The retail business has always been one of the most dynamic and fast-moving sectors. Because of the industry’s high turnover rates, retail managers are constantly faced with human resource decisions on hiring, transfers and placement of retail staff. In a study conducted by Hay Group in 2016, the turnover rate in the US retail industry accumulates to over 67%.
With this given fact, here are some ways in which people counters can benefit and enable better decision-making in the retail industry:
Traffic data from people counter technology can project underlying opportunities in staff management and evaluate employees’ overall performance.
With the adoption of people counting, customer counting technology, managers now have the potential perspective of evaluating employees by incorporating traffic results with their overall performance. Thus, allowing management to understand who are the ones who achieve sales targets only due to good traffic and who are the real performers in any sales environment.

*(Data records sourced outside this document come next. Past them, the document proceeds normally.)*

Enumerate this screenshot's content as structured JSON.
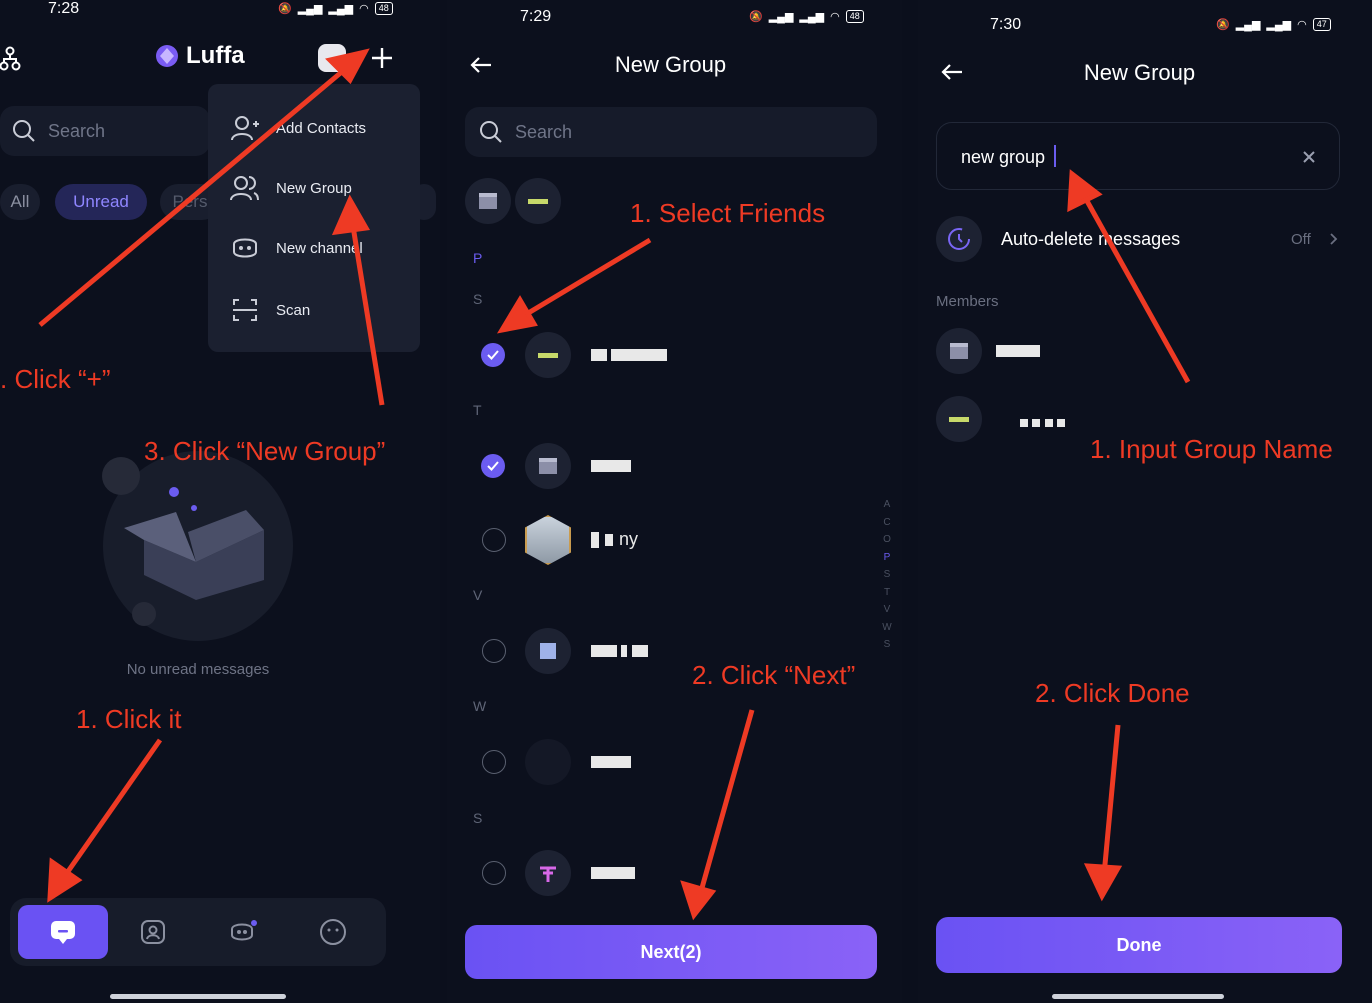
{
  "screen1": {
    "time": "7:28",
    "battery": "48",
    "app_name": "Luffa",
    "search": {
      "placeholder": "Search"
    },
    "filters": {
      "all": "All",
      "unread": "Unread",
      "partial": "Pers"
    },
    "menu": {
      "add_contacts": "Add Contacts",
      "new_group": "New Group",
      "new_channel": "New channel",
      "scan": "Scan"
    },
    "empty_text": "No unread messages",
    "annotations": {
      "step1": "1. Click it",
      "step2": ". Click “+”",
      "step3": "3. Click “New Group”"
    }
  },
  "screen2": {
    "time": "7:29",
    "battery": "48",
    "title": "New Group",
    "search": {
      "placeholder": "Search"
    },
    "sections": [
      "P",
      "S",
      "T",
      "V",
      "W",
      "S"
    ],
    "contacts": [
      {
        "partial_name": "",
        "checked": true
      },
      {
        "partial_name": "",
        "checked": true
      },
      {
        "partial_name": "ny",
        "checked": false
      },
      {
        "partial_name": "",
        "checked": false
      },
      {
        "partial_name": "",
        "checked": false
      },
      {
        "partial_name": "",
        "checked": false
      }
    ],
    "index_letters": [
      "A",
      "C",
      "O",
      "P",
      "S",
      "T",
      "V",
      "W",
      "S"
    ],
    "next_button": "Next(2)",
    "annotations": {
      "step1": "1. Select Friends",
      "step2": "2. Click “Next”"
    }
  },
  "screen3": {
    "time": "7:30",
    "battery": "47",
    "title": "New Group",
    "group_name_value": "new group",
    "auto_delete_label": "Auto-delete messages",
    "auto_delete_value": "Off",
    "members_label": "Members",
    "done_button": "Done",
    "annotations": {
      "step1": "1. Input Group Name",
      "step2": "2. Click Done"
    }
  },
  "colors": {
    "accent": "#6b5cf0",
    "annotation": "#ee3a24",
    "background": "#0c101d"
  }
}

Managers can compare the store’s year over year sales to the overall traffic generated by people counter data. A store’s performance can be evaluated by whether sales exceed the total amount of accumulated traffic. Data from traffic counters can depict whether the staff has been grasping every sale opportunity with every walk-in consumer. In other words, if sales do not exceed overall traffic repeatedly in a given period, management may need to rethink about individual employee performance, scheduling and operational restructures.
Sales data can further be analyzed in reference to the Units Per Transaction metric. The metric enables management to dissect the performance and understand whether employees have capitalized on each sales opportunity.

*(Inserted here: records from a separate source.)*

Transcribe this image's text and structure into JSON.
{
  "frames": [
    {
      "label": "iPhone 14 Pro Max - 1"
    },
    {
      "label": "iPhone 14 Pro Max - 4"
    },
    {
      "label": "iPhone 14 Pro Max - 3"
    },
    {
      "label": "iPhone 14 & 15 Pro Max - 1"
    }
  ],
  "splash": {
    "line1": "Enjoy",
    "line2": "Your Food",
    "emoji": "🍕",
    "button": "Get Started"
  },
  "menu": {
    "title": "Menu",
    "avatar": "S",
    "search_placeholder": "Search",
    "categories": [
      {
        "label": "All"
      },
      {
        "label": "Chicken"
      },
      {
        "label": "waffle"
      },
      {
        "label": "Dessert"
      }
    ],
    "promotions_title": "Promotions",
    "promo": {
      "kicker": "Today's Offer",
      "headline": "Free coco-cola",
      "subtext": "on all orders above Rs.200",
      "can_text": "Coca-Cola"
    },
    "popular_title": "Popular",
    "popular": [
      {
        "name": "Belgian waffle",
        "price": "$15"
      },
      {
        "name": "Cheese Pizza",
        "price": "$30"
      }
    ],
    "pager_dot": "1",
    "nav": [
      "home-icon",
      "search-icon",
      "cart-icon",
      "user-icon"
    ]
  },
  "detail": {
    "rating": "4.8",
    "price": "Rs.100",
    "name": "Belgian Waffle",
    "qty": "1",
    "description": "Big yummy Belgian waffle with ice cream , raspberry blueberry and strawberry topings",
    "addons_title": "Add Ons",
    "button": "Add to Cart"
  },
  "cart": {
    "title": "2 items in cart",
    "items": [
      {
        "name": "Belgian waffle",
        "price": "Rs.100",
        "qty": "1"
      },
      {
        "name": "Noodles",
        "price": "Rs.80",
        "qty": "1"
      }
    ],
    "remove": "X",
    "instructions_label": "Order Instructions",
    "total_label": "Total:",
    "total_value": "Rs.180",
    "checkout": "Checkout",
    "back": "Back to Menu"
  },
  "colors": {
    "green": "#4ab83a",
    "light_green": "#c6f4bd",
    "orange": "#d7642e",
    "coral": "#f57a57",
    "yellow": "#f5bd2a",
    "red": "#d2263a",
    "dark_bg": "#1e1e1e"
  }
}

Promotion and Transfers of Employees
People counter data also benefits staff transfers between locations as it allows decision-makers to understand the scale of business the candidate has previously faced. By analyzing sales metrics with the traffic data from people counters, it provides insight into a candidate’s multi-tasking, up-selling and cross-selling abilities. For instance, a sales associate who has consistently achieved sales targets in a low traffic location can be considered a better performer compared to one who has similar achievement in a higher traffic store.
In addition, it is crucial to understand that the type of consumer traffic varies and is not the same in every location. Some stores may attract more “tourist” and “browser” consumers. On the other hand, other locations may drive more consumers with an aim for purchase. Ultimately, every individual consumer is an opportunity, regardless of their aim when entering the store. However, it is the sales representative’s aim to convert every browser into a buyer. Understanding the different types of consumers in a location enables decision-makers to see the scope of business the candidate has previously faced and their ability to connect, convert and retain their clients.
Scheduling employees to optimize store performance
People counter data helps managers plan and assess employees’ schedules. This can be done by initially defining the “types” of sales associates combined with the traffic patterns during different time frames. Sales associates who can work with multiple shoppers simultaneously should be placed during days with projected busier traffic. While sales associates who are more suited for more consultation sales can be placed on the slower days to optimize store performance.
People counting technology provides analytical support for decision making in the business. With this data, retail management software is able to project future performance based on store traffic. Additionally, people counter supports management set realistic expectations on sales goals, sales per shopper and units per transaction.